The Harvard Doctor Changing Nursing Homes Forever

Dr. Bill Thomas, a Harvard trained physician, shared his highly positive, and a bit radical perspective of aging with the world: “Growing older is a good thing.”

Namely, he struggles to change the negative attitude about aging and help others to consider this “post-adulthood” period as a time of enrichment.

According to a Washington Post article:

“Thomas believes that Americans have bought so willingly into the idea of aging as something to be feared that it has become a self-fulfilling prophecy leading to isolation, loneliness, and lack of autonomy.”

In 1991, he became the medical director of a nursing home in upstate New York, and found the place “depressing, a repository for old people whose minds and bodies seemed dull and dispirited.”

Therefore, he decided to make a change and transform the nursing home.

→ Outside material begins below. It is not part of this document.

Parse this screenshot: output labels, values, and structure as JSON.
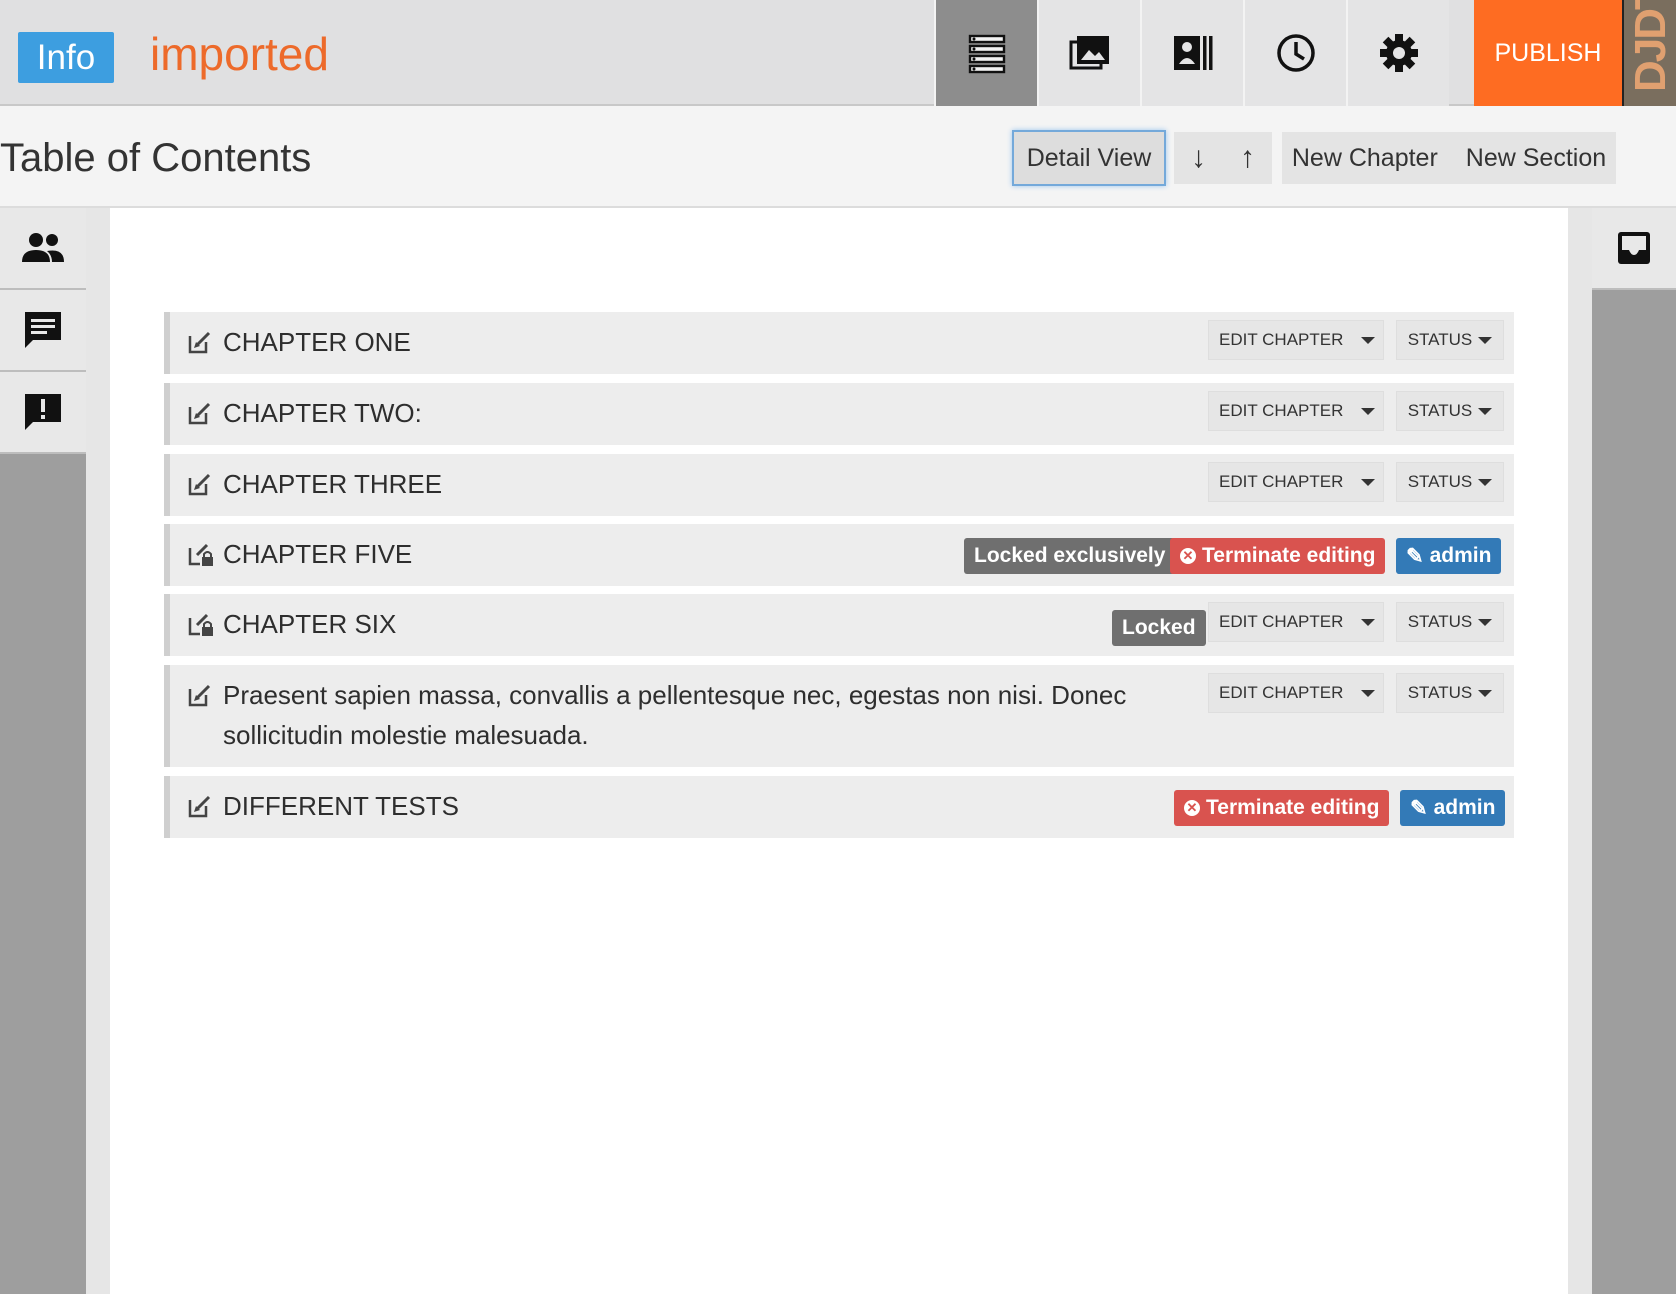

He persuaded the employees to stock the facility with two dogs, four cats, several hens and rabbits, and 100 parakeets, along with hundreds of plants, a vegetable and flower garden, and a day-care site for staffers’ kids.

“All those animals in a nursing home broke state law, but for Thomas and his staff, it was a revelation. Caring for the plants and animals restored residents’ spirits and autonomy; many started dressing themselves, leaving their rooms and eating again.

The number of prescriptions fell to half of that of a control nursing home, particularly for drugs that treat agitation. Medication costs plummeted, and so did the death rate.

He named the approach the Eden Alternative — based on the idea that a nursing home should be less like a hospital and more like a garden — and it was replicated in hundreds of institutions in Canada, Europe, Japan, and Australia as well as in all 50 U.S. states (the animal restriction in New York was voted down).”

He also pioneered small, intimate residences called Green Houses, with bedrooms and bathrooms for the residents.

Thomas told the Post:

“Within six weeks, they had to send a truck around to pick up all the wheelchairs,” Thomas told the Post. “You know why most people [in nursing homes] use wheelchairs? Because the buildings are so damn big.”

Apparently, age is just a number indeed, and our happiness and longevity mainly depend on our loving relationships in life, and spiritual and emotional health and wellbeing.

According to The Hearty Soul:

“His changes didn’t go unnoticed, as it became replicated across the world and even all 50 states. The animal restriction law was even voted down in New York- how’s that for an impact!

Thomas has taken his ideas on the road and continues to try and educate people on why growing old should be celebrated, not feared. It hasn’t been easy for him, though, as baby boomers still try to hold onto their youth.

“It’s very American language — ‘You’re as young as you feel, and I feel like I’m 22 years old.’ That’s not good, that’s not right” he said, “and the reason it’s wrong is it doesn’t allow you to be who you are”.

His ideas may have been a success, but there’s still a long way to go to change society’s fundamental views on growing old and how to care for them. But all change starts somewhere, and Bill Thomas, at the spritely age of 56, is on the right track!”